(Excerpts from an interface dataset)
********
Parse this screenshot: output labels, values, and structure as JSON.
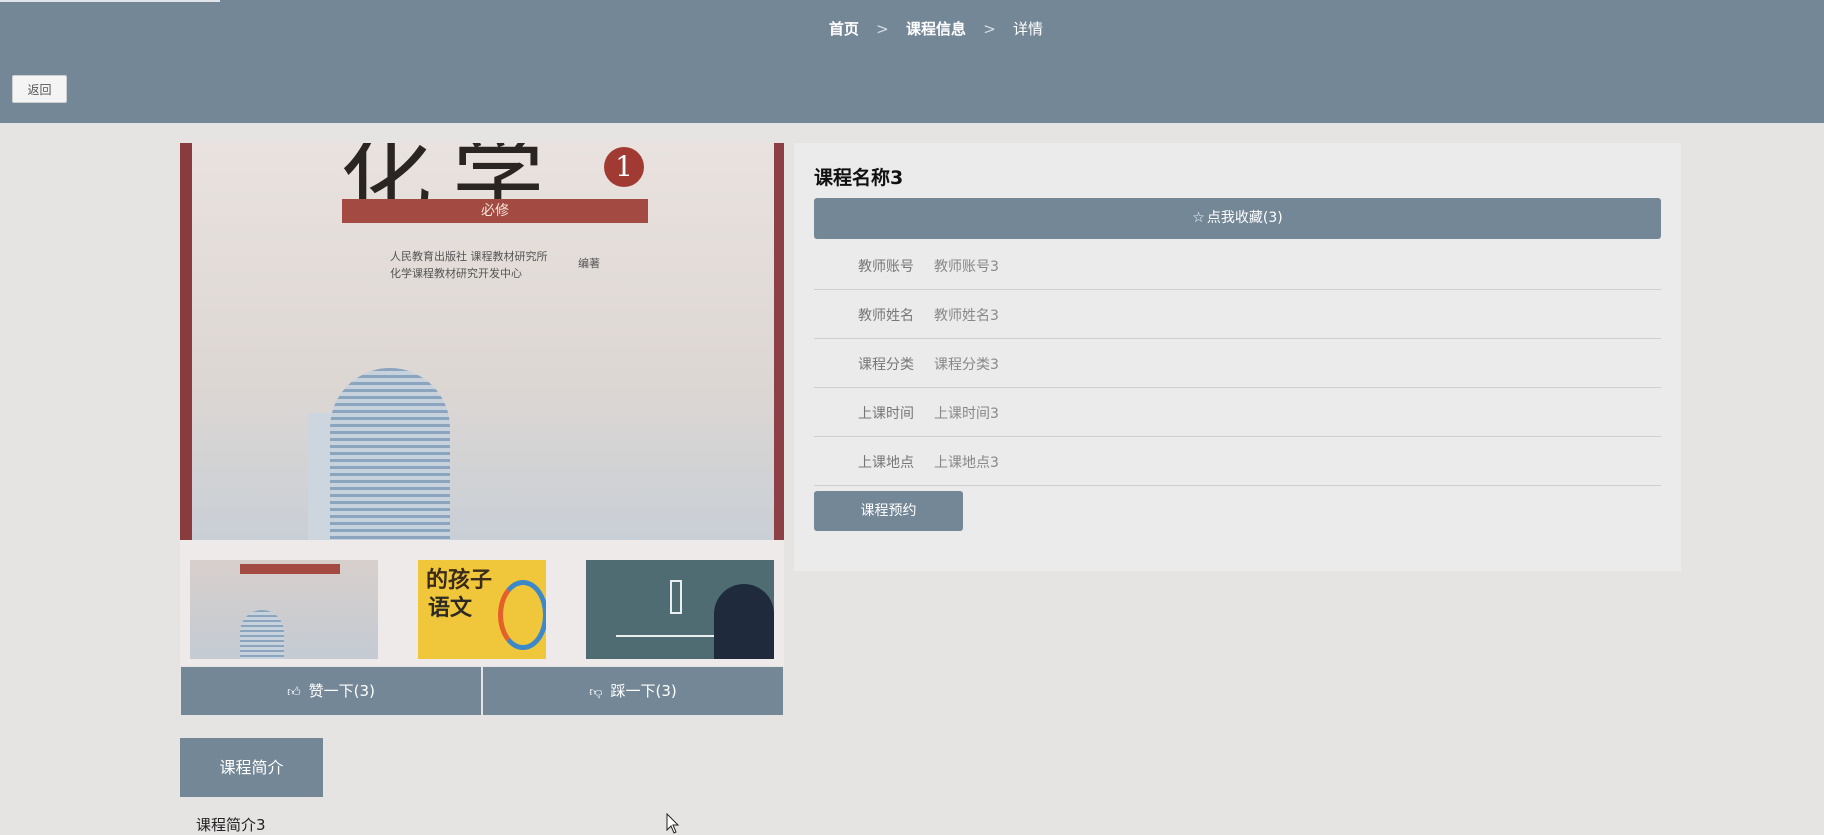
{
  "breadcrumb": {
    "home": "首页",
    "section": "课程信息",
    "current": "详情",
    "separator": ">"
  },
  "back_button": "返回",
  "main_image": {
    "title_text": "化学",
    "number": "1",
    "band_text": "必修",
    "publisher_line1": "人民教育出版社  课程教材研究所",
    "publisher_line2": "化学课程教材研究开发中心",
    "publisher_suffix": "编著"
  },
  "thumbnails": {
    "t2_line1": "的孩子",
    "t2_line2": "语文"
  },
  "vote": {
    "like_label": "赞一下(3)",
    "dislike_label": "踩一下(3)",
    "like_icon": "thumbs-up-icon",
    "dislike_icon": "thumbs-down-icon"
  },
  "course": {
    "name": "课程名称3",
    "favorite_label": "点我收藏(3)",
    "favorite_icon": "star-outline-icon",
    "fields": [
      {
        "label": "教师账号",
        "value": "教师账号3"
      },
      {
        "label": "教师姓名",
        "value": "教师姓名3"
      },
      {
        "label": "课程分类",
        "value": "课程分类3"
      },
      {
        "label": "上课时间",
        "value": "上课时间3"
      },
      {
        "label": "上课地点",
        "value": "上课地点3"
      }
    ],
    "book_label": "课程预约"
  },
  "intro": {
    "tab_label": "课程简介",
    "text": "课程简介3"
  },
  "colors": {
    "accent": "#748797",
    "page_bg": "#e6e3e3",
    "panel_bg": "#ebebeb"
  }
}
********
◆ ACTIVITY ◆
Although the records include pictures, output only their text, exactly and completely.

◆ EXERCISE RESULT ◆
Parse this screenshot: output labels, values, and structure as JSON.
{
  "breadcrumb": {
    "home": "首页",
    "section": "课程信息",
    "current": "详情",
    "separator": ">"
  },
  "back_button": "返回",
  "main_image": {
    "title_text": "化学",
    "number": "1",
    "band_text": "必修",
    "publisher_line1": "人民教育出版社  课程教材研究所",
    "publisher_line2": "化学课程教材研究开发中心",
    "publisher_suffix": "编著"
  },
  "thumbnails": {
    "t2_line1": "的孩子",
    "t2_line2": "语文"
  },
  "vote": {
    "like_label": "赞一下(3)",
    "dislike_label": "踩一下(3)",
    "like_icon": "thumbs-up-icon",
    "dislike_icon": "thumbs-down-icon"
  },
  "course": {
    "name": "课程名称3",
    "favorite_label": "点我收藏(3)",
    "favorite_icon": "star-outline-icon",
    "fields": [
      {
        "label": "教师账号",
        "value": "教师账号3"
      },
      {
        "label": "教师姓名",
        "value": "教师姓名3"
      },
      {
        "label": "课程分类",
        "value": "课程分类3"
      },
      {
        "label": "上课时间",
        "value": "上课时间3"
      },
      {
        "label": "上课地点",
        "value": "上课地点3"
      }
    ],
    "book_label": "课程预约"
  },
  "intro": {
    "tab_label": "课程简介",
    "text": "课程简介3"
  },
  "colors": {
    "accent": "#748797",
    "page_bg": "#e6e3e3",
    "panel_bg": "#ebebeb"
  }
}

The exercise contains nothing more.